In two separate challenges of a single patent, Dell had lukewarm success with 23 claims being placed in an inter partes review trial, but three claims and multiple grounds also denied by the Board in Dell, Inc. v. Acceleron, LLC (IPR2013-00440 and IPR2013-00443), involving U.S. Pat. No. 6,948,021.
The ‘021 patent relates to a computer network device having components of CPU modules, a power module, and an Ethernet switch module which incorporates “hot-swappable” connectors. The hot-swappable connectors allow for more efficient and speedy repair of the device.
The first issue of interest in the Board’s decision came as part of the claim construction for “is a stand-alone computer.” Petitioner sought to broaden the scope of that term, based on a claim differentiation argument, but the Board found no reason to deviate from the plain and ordinary meaning of the term. ’440 Order at 6.
Also of interest was Petitioner’s inherency argument relating to the limitation of claim 24 that required a limitation relating to filtering communications to limit collisions caused by communications traffic. Petitioner argued that such filtering was inherent to Ethernet switches, and supplied a declaration that “simply reiterates this position.” ’440 Order at 12. But the Board was not persuaded by this inherency argument. The patent at issue teaches that ethernet switch modules perform the claimed filtering, not simply a switch. Because Petitioner did not allege that a switch was the same as a switch module, the Petition failed to set forth a reasonable likelihood of anticipation of claim 24.
Of brief note from the Board’s obviousness analysis, in what is a growing trend, the Board made special mention of the fact that Petitioner articulated a reason for combining the references underlying its obviousness contentions.
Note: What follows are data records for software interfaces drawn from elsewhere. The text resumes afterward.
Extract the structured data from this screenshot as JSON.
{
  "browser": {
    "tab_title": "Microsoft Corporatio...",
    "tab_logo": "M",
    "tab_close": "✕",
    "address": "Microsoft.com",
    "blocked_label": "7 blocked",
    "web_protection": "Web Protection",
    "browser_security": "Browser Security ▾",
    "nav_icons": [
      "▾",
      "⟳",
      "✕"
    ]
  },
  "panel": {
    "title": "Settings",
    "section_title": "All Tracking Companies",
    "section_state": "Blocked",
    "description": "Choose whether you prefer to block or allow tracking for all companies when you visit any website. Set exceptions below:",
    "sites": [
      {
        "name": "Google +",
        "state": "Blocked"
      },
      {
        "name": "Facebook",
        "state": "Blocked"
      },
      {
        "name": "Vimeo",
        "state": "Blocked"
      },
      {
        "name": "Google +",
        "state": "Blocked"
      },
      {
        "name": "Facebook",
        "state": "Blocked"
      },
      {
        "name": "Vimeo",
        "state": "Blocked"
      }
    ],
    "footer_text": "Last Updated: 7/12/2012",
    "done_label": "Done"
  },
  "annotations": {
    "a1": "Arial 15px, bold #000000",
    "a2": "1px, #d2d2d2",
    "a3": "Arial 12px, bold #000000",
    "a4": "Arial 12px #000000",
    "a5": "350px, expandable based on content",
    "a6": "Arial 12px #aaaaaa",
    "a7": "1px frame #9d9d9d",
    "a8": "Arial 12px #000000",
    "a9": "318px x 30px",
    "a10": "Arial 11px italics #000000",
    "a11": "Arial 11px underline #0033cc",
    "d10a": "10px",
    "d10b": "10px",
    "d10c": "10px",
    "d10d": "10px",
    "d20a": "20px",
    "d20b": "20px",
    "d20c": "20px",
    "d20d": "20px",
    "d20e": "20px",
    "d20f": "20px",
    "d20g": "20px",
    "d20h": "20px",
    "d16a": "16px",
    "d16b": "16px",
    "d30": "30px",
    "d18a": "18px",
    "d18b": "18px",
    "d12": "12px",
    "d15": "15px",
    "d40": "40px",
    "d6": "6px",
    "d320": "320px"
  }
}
That is, not only did Petitioner demonstrate that the combination met all limitations, it also “articulated a sufficient reason with a rational underpinning for combining the teachings…” ’440 Order at 15.
In sum, in the ’440 proceeding, the Board found that 23 of the 26 challenged claims should be placed into an IPR trial.
Turning to the ’443 proceeding, Patent Owner’s most critical arguments centered on the priority date for certain claims of the ’021 patent. To that end, Petitioner argued that certain claims were not entitled to the filing date of a related provisional application. ’443 Order at 7. In its Preliminary Response, Patent Owner set forth the support from the provisional application for the challenged claims and the Board agreed – finding that the claims were properly supported and were, therefore, entitled to the provisional application filing date.
This finding had a ripple effect on the prior art relied upon by Petitioner. For example, the Board then turned to a prior art reference, that similarly claimed priority to provisional applications. Patent Owner argued that the reference was not entitled to the priority date of the provisional applications because the excerpts relied upon by Petitioner were not found in the provisional applications. The Board agreed, finding it important that neither Petitioner, nor its expert, cited to the provisional applications. Further, Petitioner did not even provide copies of the applications as exhibits. ’443 Order at 10.
In the end, Dell’s efforts resulted in a mixed bag – partial success in having 23 of 26 challenged claims entered into an IPR trial based on one petition, but all challenges rejected in the second petition.